Finally, there are social structures that contribute to our problems with weight control. How many of us have time to cook healthy meals each day? Fast food is prevalent and easy.
Our capitalist society is set up to reward those who work hard and make sacrifices to get ahead. Further, capitalism also rewards corporations who can create products that the public will consume. These two basic tenets of capitalism create a dynamic in which most of us are struggling to have enough time in the day, a situation which forces us to look for quick and easy meals that taste good. Most fast food is among the worst choices a person can make when trying to eat healthy foods. This is changing a little bit with the introduction of items on many menus designed to attract those who eat healthier.
Still, capitalism also rewards the cheapest production with the highest profits. Many of our foods could be made healthier, but it would cost more money and reduce their market share. Take produce, for example. We know that pesticides and fertilizers sometimes leave toxic residues on our produce, but organic production costs more and reduces the beauty of the produce. Until more of us demand healthy alternatives (and only ten percent of us buy organic foods now), production sources will not see a need to offer healthier choices.
“Sin taxes” on junk food will not solve the problem either. The government needs to quit taking money from lobbyists for the food industry and make some tough choices, such as banning trans-fatty acids from our foods (a cause of diabetes, heart disease, and cancer), rewarding organic produce growers with tax incentives, and providing incentives for meat producers to raise free-range poultry or cattle.
All four areas of our lives -- our bodies, our psyches, our culture, and our social structures -- must be examined when we attempt to understand our nation’s struggle with being overweight. We can seldom solve any problem by addressing a single area, or even two areas. Different people will have different needs in working with these concepts, but in general, we must address all four quadrants of our lives. The approach I am advocating is an integral approach to fitness -- The Integral Fitness Solution.
After nearly 30 years of fad diets and fitness crazes, we have seen that simply addressing the physical quadrant of our lives is not working.
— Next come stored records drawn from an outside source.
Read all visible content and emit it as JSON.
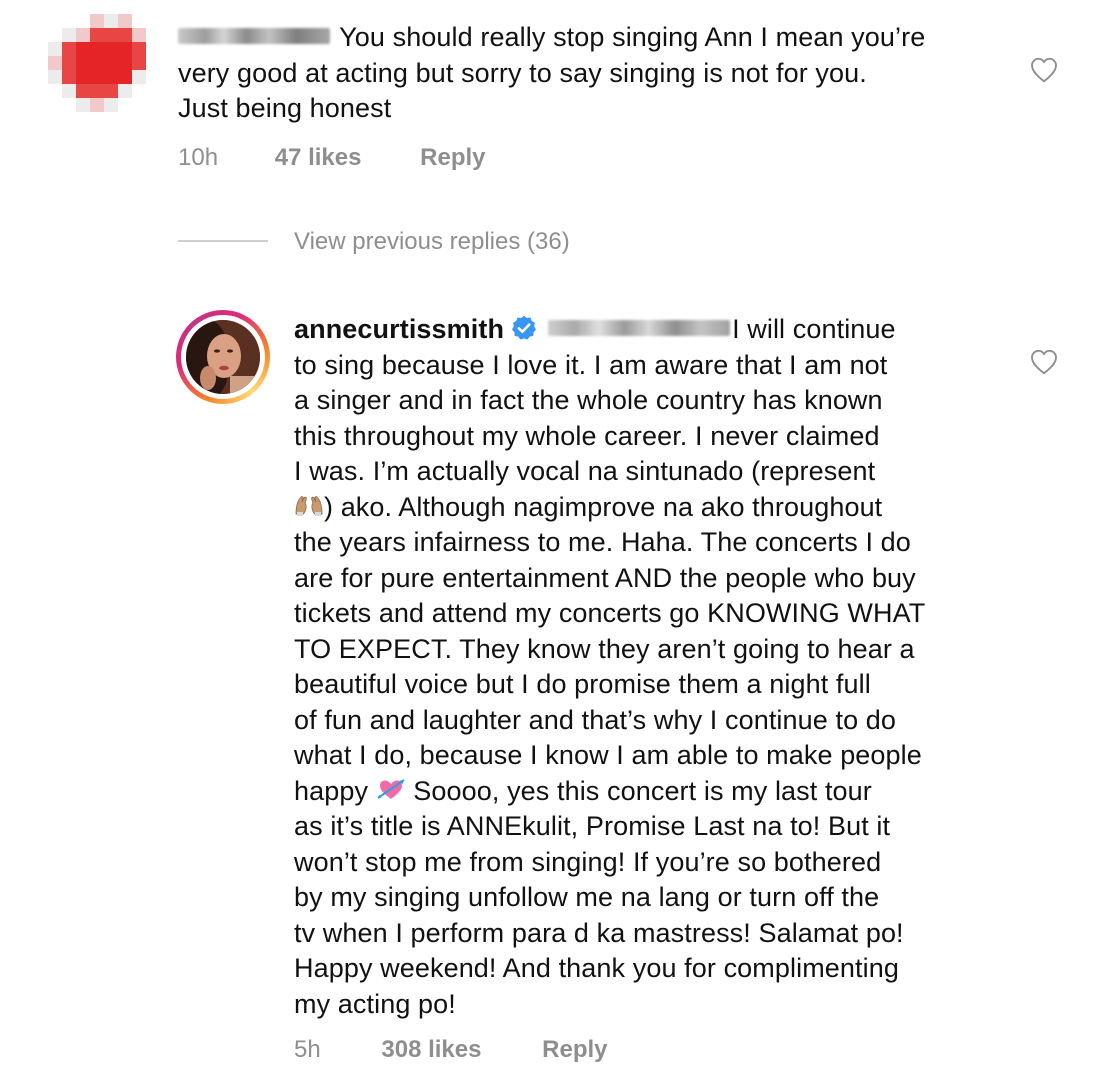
{
  "comment1": {
    "avatar_color": "#e52525",
    "lines": [
      "You should really stop singing Ann I mean you’re",
      "very good at acting but sorry to say singing is not for you.",
      "Just being honest"
    ],
    "time": "10h",
    "likes": "47 likes",
    "reply": "Reply",
    "like_icon": "heart-outline-icon"
  },
  "view_previous_replies": "View previous replies (36)",
  "comment2": {
    "username": "annecurtissmith",
    "verified_icon": "verified-badge-icon",
    "verified_color": "#3897f0",
    "first_line_text": "I will continue",
    "lines": [
      "to sing because I love it. I am aware that I am not",
      "a singer and in fact the whole country has known",
      "this throughout my whole career. I never claimed",
      "I was. I’m actually vocal na sintunado (represent"
    ],
    "line6_text": ") ako. Although nagimprove na ako throughout",
    "line6_emoji": "raising-hands-emoji",
    "lines_after": [
      "the years infairness to me. Haha. The concerts I do",
      "are for pure entertainment AND the people who buy",
      "tickets and attend my concerts go KNOWING WHAT",
      "TO EXPECT. They know they aren’t going to hear a",
      "beautiful voice but I do promise them a night full",
      "of fun and laughter and that’s why I continue to do",
      "what I do, because I know I am able to make people"
    ],
    "line14_start": "happy",
    "line14_emoji": "heart-with-arrow-emoji",
    "line14_end": "Soooo, yes this concert is my last tour",
    "lines_end": [
      "as it’s title is ANNEkulit, Promise Last na to!  But it",
      "won’t stop me from singing! If you’re so bothered",
      "by my singing unfollow me na lang or turn off the",
      "tv when I perform para d ka mastress!  Salamat po!",
      "Happy weekend! And thank you for complimenting",
      "my acting po!"
    ],
    "time": "5h",
    "likes": "308 likes",
    "reply": "Reply",
    "like_icon": "heart-outline-icon"
  }
}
Addressing the psychological without working through the other areas also will not work. Both of these approaches focus on the individual, but we must also look at how our cultural values and social structures impact our health. All four quadrants of our lives are interconnected in uncountable ways. Only an integral approach will ever solve our obesity epidemic.
[For a deeper look at Integral Theory, please read Ken Wilber’s A Theory of Everything, Shambala Publications.]